Exercise brief - Every record below should be printed again exactly, with its pictures removed.

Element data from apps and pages
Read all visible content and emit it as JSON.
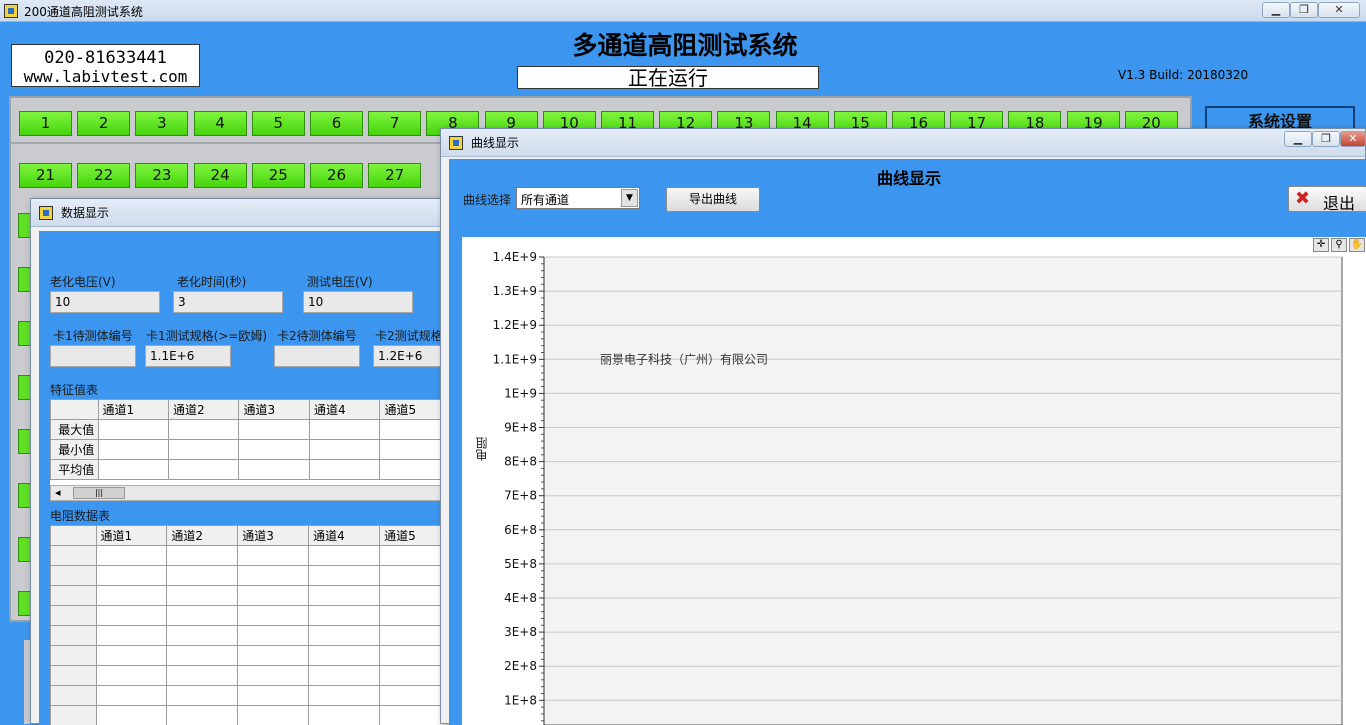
{
  "main_window": {
    "title": "200通道高阻测试系统",
    "minimize": "▁",
    "restore": "❐",
    "close": "✕"
  },
  "header": {
    "phone": "020-81633441",
    "website": "www.labivtest.com",
    "system_title": "多通道高阻测试系统",
    "status": "正在运行",
    "version": "V1.3 Build: 20180320"
  },
  "channels": {
    "row1": [
      "1",
      "2",
      "3",
      "4",
      "5",
      "6",
      "7",
      "8",
      "9",
      "10",
      "11",
      "12",
      "13",
      "14",
      "15",
      "16",
      "17",
      "18",
      "19",
      "20"
    ],
    "row2": [
      "21",
      "22",
      "23",
      "24",
      "25",
      "26",
      "27"
    ]
  },
  "settings_button": "系统设置",
  "data_window": {
    "title": "数据显示",
    "aging_voltage_label": "老化电压(V)",
    "aging_voltage": "10",
    "aging_time_label": "老化时间(秒)",
    "aging_time": "3",
    "test_voltage_label": "测试电压(V)",
    "test_voltage": "10",
    "card1_id_label": "卡1待测体编号",
    "card1_id": "",
    "card1_spec_label": "卡1测试规格(>=欧姆)",
    "card1_spec": "1.1E+6",
    "card2_id_label": "卡2待测体编号",
    "card2_id": "",
    "card2_spec_label": "卡2测试规格",
    "card2_spec": "1.2E+6",
    "feature_table_label": "特征值表",
    "columns": [
      "通道1",
      "通道2",
      "通道3",
      "通道4",
      "通道5"
    ],
    "feature_rows": [
      "最大值",
      "最小值",
      "平均值"
    ],
    "scroll_left": "◂",
    "scroll_grip": "|||",
    "resistance_table_label": "电阻数据表"
  },
  "curve_window": {
    "title": "曲线显示",
    "heading": "曲线显示",
    "select_label": "曲线选择",
    "select_value": "所有通道",
    "select_arrow": "▼",
    "export_button": "导出曲线",
    "exit_button": "退出",
    "exit_icon": "✖",
    "minimize": "▁",
    "restore": "❐",
    "close": "✕",
    "tools": [
      "✛",
      "⚲",
      "✋"
    ]
  },
  "chart_data": {
    "type": "line",
    "ylabel": "电阻",
    "ylim": [
      0,
      1400000000
    ],
    "yticks": [
      "1.4E+9",
      "1.3E+9",
      "1.2E+9",
      "1.1E+9",
      "1E+9",
      "9E+8",
      "8E+8",
      "7E+8",
      "6E+8",
      "5E+8",
      "4E+8",
      "3E+8",
      "2E+8",
      "1E+8"
    ],
    "ytick_values": [
      1400000000,
      1300000000,
      1200000000,
      1100000000,
      1000000000,
      900000000,
      800000000,
      700000000,
      600000000,
      500000000,
      400000000,
      300000000,
      200000000,
      100000000
    ],
    "annotation": "丽景电子科技（广州）有限公司",
    "grid": true,
    "series": []
  }
}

Task solution -
Read all visible content and emit it as JSON.
{
  "main_window": {
    "title": "200通道高阻测试系统",
    "minimize": "▁",
    "restore": "❐",
    "close": "✕"
  },
  "header": {
    "phone": "020-81633441",
    "website": "www.labivtest.com",
    "system_title": "多通道高阻测试系统",
    "status": "正在运行",
    "version": "V1.3 Build: 20180320"
  },
  "channels": {
    "row1": [
      "1",
      "2",
      "3",
      "4",
      "5",
      "6",
      "7",
      "8",
      "9",
      "10",
      "11",
      "12",
      "13",
      "14",
      "15",
      "16",
      "17",
      "18",
      "19",
      "20"
    ],
    "row2": [
      "21",
      "22",
      "23",
      "24",
      "25",
      "26",
      "27"
    ]
  },
  "settings_button": "系统设置",
  "data_window": {
    "title": "数据显示",
    "aging_voltage_label": "老化电压(V)",
    "aging_voltage": "10",
    "aging_time_label": "老化时间(秒)",
    "aging_time": "3",
    "test_voltage_label": "测试电压(V)",
    "test_voltage": "10",
    "card1_id_label": "卡1待测体编号",
    "card1_id": "",
    "card1_spec_label": "卡1测试规格(>=欧姆)",
    "card1_spec": "1.1E+6",
    "card2_id_label": "卡2待测体编号",
    "card2_id": "",
    "card2_spec_label": "卡2测试规格",
    "card2_spec": "1.2E+6",
    "feature_table_label": "特征值表",
    "columns": [
      "通道1",
      "通道2",
      "通道3",
      "通道4",
      "通道5"
    ],
    "feature_rows": [
      "最大值",
      "最小值",
      "平均值"
    ],
    "scroll_left": "◂",
    "scroll_grip": "|||",
    "resistance_table_label": "电阻数据表"
  },
  "curve_window": {
    "title": "曲线显示",
    "heading": "曲线显示",
    "select_label": "曲线选择",
    "select_value": "所有通道",
    "select_arrow": "▼",
    "export_button": "导出曲线",
    "exit_button": "退出",
    "exit_icon": "✖",
    "minimize": "▁",
    "restore": "❐",
    "close": "✕",
    "tools": [
      "✛",
      "⚲",
      "✋"
    ]
  },
  "chart_data": {
    "type": "line",
    "ylabel": "电阻",
    "ylim": [
      0,
      1400000000
    ],
    "yticks": [
      "1.4E+9",
      "1.3E+9",
      "1.2E+9",
      "1.1E+9",
      "1E+9",
      "9E+8",
      "8E+8",
      "7E+8",
      "6E+8",
      "5E+8",
      "4E+8",
      "3E+8",
      "2E+8",
      "1E+8"
    ],
    "ytick_values": [
      1400000000,
      1300000000,
      1200000000,
      1100000000,
      1000000000,
      900000000,
      800000000,
      700000000,
      600000000,
      500000000,
      400000000,
      300000000,
      200000000,
      100000000
    ],
    "annotation": "丽景电子科技（广州）有限公司",
    "grid": true,
    "series": []
  }
}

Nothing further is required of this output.